Collected data entries:
☆ ☆ ☆ ☆ ☆ ☆ ☆
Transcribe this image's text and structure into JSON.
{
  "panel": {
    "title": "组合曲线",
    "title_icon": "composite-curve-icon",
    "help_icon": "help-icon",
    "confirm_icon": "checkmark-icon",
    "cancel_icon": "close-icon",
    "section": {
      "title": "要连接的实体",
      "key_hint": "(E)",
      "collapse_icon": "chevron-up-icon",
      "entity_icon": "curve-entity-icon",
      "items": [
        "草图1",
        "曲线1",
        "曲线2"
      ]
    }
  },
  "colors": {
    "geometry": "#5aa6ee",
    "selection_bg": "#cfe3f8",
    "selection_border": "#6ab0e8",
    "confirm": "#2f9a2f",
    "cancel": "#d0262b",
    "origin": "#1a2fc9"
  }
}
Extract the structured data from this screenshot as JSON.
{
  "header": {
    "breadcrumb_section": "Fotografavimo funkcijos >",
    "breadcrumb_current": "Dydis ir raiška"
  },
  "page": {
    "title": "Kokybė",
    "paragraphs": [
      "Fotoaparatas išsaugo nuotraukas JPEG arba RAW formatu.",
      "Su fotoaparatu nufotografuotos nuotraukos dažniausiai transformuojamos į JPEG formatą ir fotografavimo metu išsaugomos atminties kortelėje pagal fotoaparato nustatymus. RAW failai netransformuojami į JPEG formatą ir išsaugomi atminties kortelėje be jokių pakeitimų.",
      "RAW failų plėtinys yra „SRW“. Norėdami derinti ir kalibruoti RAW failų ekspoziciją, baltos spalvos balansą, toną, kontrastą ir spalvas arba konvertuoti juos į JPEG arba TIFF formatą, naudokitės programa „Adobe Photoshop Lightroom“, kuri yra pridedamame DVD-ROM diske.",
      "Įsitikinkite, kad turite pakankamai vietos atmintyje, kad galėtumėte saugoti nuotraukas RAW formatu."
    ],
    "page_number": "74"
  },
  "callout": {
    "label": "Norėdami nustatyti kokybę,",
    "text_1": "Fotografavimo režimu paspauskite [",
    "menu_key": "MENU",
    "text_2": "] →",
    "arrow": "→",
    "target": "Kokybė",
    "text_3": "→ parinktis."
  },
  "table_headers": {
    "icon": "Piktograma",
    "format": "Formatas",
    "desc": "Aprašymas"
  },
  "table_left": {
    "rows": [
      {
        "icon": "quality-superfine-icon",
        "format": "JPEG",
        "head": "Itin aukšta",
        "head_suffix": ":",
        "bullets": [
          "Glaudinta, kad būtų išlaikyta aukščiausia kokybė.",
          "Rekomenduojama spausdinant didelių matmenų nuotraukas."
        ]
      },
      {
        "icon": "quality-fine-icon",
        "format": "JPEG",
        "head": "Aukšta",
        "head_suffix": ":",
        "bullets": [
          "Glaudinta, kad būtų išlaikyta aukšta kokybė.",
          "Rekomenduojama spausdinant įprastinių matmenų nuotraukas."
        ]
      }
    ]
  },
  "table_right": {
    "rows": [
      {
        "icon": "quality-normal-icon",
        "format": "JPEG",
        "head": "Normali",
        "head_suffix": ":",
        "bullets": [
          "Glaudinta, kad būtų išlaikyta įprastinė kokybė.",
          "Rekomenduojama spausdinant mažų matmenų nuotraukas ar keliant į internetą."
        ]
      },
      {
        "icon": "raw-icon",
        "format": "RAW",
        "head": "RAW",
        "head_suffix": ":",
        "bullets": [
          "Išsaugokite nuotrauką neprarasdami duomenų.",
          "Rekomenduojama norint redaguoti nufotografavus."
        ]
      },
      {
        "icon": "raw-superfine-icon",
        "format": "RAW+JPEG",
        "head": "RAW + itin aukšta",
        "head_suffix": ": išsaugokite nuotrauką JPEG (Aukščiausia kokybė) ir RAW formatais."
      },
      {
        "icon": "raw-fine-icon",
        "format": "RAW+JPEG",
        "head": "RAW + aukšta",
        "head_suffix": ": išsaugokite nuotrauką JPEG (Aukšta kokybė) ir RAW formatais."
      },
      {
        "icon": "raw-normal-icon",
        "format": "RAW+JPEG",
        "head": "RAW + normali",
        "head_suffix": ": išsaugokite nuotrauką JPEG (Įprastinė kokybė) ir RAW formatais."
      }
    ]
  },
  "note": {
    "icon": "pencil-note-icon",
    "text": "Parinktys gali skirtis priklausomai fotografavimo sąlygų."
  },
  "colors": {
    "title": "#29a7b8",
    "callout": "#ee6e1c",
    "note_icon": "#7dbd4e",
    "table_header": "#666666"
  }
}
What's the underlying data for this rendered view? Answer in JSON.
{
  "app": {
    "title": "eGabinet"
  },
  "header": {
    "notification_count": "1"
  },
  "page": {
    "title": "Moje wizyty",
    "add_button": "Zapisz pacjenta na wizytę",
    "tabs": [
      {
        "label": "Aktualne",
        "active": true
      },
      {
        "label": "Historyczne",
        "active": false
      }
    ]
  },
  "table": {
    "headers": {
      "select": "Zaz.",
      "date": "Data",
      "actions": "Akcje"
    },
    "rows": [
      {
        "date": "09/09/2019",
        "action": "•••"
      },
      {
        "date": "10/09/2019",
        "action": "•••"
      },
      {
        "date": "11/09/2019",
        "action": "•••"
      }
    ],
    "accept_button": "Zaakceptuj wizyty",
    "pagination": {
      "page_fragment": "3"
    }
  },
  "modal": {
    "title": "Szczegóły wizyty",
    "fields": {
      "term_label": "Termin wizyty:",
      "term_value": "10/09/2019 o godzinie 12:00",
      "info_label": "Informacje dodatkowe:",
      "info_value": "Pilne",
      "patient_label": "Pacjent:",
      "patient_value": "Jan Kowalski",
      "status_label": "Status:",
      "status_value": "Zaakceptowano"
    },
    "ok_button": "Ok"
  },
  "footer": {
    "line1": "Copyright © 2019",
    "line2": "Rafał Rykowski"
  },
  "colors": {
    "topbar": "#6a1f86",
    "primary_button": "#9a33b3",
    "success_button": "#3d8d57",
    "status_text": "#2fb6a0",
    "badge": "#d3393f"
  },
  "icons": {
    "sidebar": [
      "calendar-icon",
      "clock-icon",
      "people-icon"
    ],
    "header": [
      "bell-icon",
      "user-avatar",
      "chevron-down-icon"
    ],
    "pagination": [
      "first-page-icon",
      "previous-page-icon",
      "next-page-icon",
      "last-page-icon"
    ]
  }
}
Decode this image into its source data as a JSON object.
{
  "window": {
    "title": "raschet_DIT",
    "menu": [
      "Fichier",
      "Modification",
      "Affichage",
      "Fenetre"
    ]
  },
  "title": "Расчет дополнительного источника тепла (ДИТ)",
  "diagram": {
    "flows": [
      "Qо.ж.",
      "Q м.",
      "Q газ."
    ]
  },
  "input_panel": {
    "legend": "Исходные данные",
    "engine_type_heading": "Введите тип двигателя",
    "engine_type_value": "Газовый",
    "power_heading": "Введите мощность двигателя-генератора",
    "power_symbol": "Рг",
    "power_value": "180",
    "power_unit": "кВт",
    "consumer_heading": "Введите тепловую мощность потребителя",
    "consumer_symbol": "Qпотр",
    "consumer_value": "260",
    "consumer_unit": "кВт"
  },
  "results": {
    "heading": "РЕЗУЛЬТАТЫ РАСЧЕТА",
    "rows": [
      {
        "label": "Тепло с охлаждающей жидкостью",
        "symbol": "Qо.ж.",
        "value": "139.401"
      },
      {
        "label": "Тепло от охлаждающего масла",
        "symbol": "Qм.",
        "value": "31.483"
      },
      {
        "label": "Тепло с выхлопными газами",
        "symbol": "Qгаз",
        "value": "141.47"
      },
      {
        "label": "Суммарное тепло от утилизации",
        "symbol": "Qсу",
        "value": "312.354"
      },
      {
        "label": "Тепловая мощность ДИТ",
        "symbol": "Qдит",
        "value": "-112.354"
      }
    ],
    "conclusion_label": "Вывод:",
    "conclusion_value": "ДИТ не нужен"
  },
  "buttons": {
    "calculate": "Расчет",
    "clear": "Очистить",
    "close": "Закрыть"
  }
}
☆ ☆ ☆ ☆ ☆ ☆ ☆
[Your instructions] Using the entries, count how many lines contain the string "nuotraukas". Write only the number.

[Solution to this task] 5